New and existing urban informalities
Pandemics provide us with opportunities to reflect on our spatial management: good impacts, bad effects and ugly incidences. Although the general trend is that we are coerced into making short term changes; in many spheres, pandemics can serve as potential triggers for implementing long term improvement.
In a time of COVID-19, slums and informality are critical due to the sector’s vulnerability to transmission. It is challenging to deploy testing and contact tracing, as well as adhering to social distancing rules. Many slum residents in African cities lack access to basic essential services such as water, sanitation, housing and health care.
And, given that the informal sector is characterised by unregulated economic activities including uncontrolled hawking and unplanned open markets, overcrowding is impeding social and physical distancing rules in African cities.
Given the disruptions to the supply chain between major cities and the adjoining districts due to the pandemic, it’s about time that planning practitioners and educators learn to prioritise urban planning to reflect these imbalances.
A poorly managed relationship between cities and adjoining regions can create inequality that may lead to unhealthy city-regional interdependence, environmental damage and unmanaged waves of health crises. These can have ripple effects across the urban-rural spectrum.
Planning for climate resilient future
Sub-Saharan Africa’s most pressing challenges include both the development of skills and sustainable governance systems. These challenges are particularly daunting in view of the significant impacts that climate change will impose on African populations. African city government officials are required to deal with these challenges while facing major resource shortages.
Therefore, it is essential that local governments do not work alone, but harness the skills and energy of multiple and diverse city stakeholders. Planning in Africa should ensure city-regions are more resilient by addressing imbalances to produce a more integrated city-regional planning around health, economies, transport networks and food production.

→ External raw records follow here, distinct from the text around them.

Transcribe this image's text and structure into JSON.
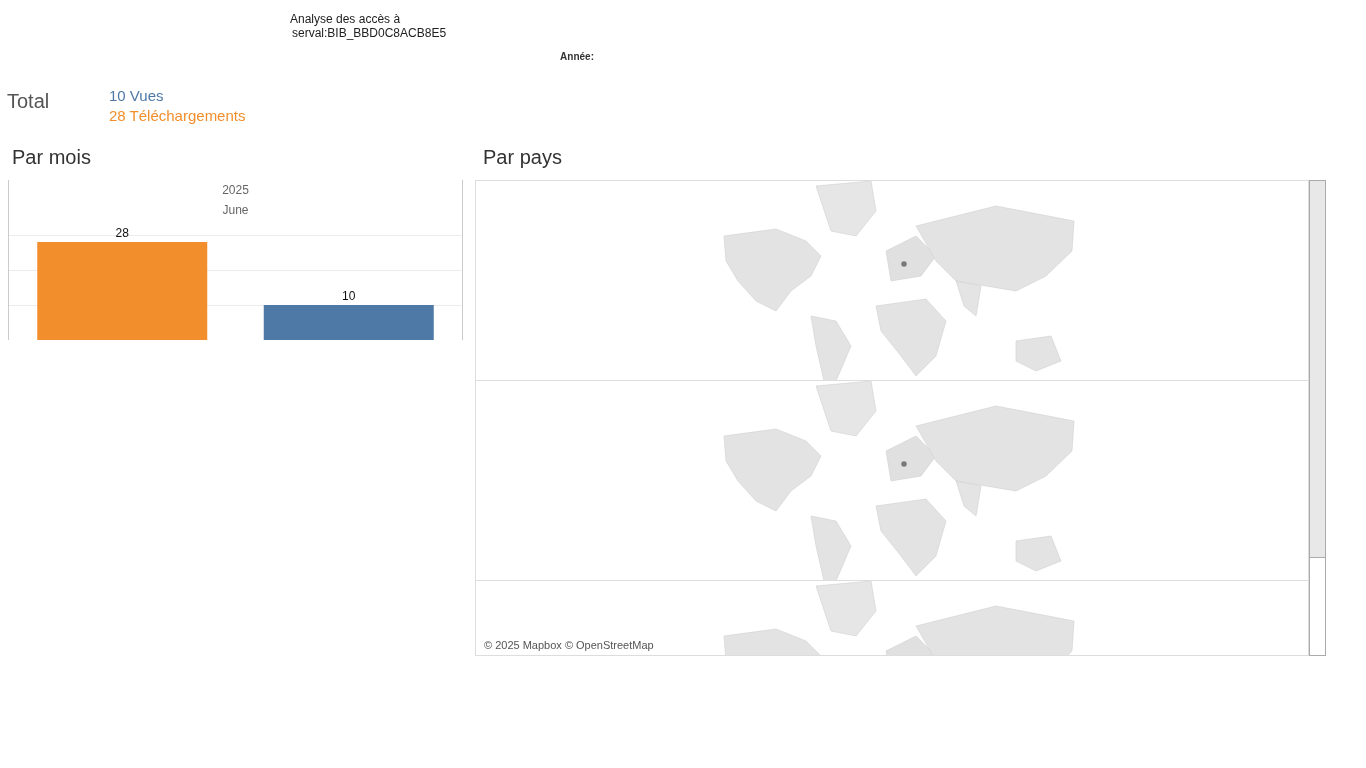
{
  "title": {
    "line_1": "Analyse des accès à",
    "line_2": "serval:BIB_BBD0C8ACB8E5"
  },
  "filter": {
    "label": "Année:"
  },
  "totals": {
    "label": "Total",
    "items": [
      {
        "text": "10 Vues",
        "color": "#4e79a7"
      },
      {
        "text": "28 Téléchargements",
        "color": "#f28e2b"
      }
    ]
  },
  "by_month": {
    "heading": "Par mois",
    "year": "2025",
    "month": "June",
    "chart_data": {
      "type": "bar",
      "series": [
        {
          "color": "#f28e2b",
          "values": [
            28
          ]
        },
        {
          "color": "#4e79a7",
          "values": [
            10
          ]
        }
      ],
      "data_labels": true
    }
  },
  "by_country": {
    "heading": "Par pays",
    "attribution": "© 2025 Mapbox © OpenStreetMap"
  }
}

The low levels of development in many African countries, as well as limited institutional, infrastructural, and technical capacities to respond successfully to climate change impacts and climate variability, can exacerbate the situation. In terms of contribution to greenhouse gas (GHG) emissions, although African countries are the lightest polluters, it has also become apparent that alternative energy sources can offset the increasing energy demand and dependence on biomass. Addressing climate change offers possibilities for low-carbon development.
Moreover, there are promising mechanisms that can address both climate change actions and development goals simultaneously. Africa, a continent exceptionally rich in biodiversity. Existing ecosystems can serve as foundations for green infrastructure to serve the needs of its urban populations while safeguarding fragile biodiversity. The conservation planning and practice will increasingly need to account for direct and indirect impacts of the continent’s urban settlements.
Strengthening resilience, or the ability to respond to and absorb the effects of a hazardous event in a timely and efficient manner and to sustain this ability in the future, and adaptation; the process of adjusting to actual or expected climate change stimuli or their effects, should be at the forefront of planning. Local governments have an important role to play through the provision of adequate infrastructure, regulation of land use, and other public services that are crucial for urban resilience. Mobilizing local governments, in collaboration with national governments, non-governmental organizations, and international organizations, among others, is also critical for an integrated multi-sectoral approach to climate change.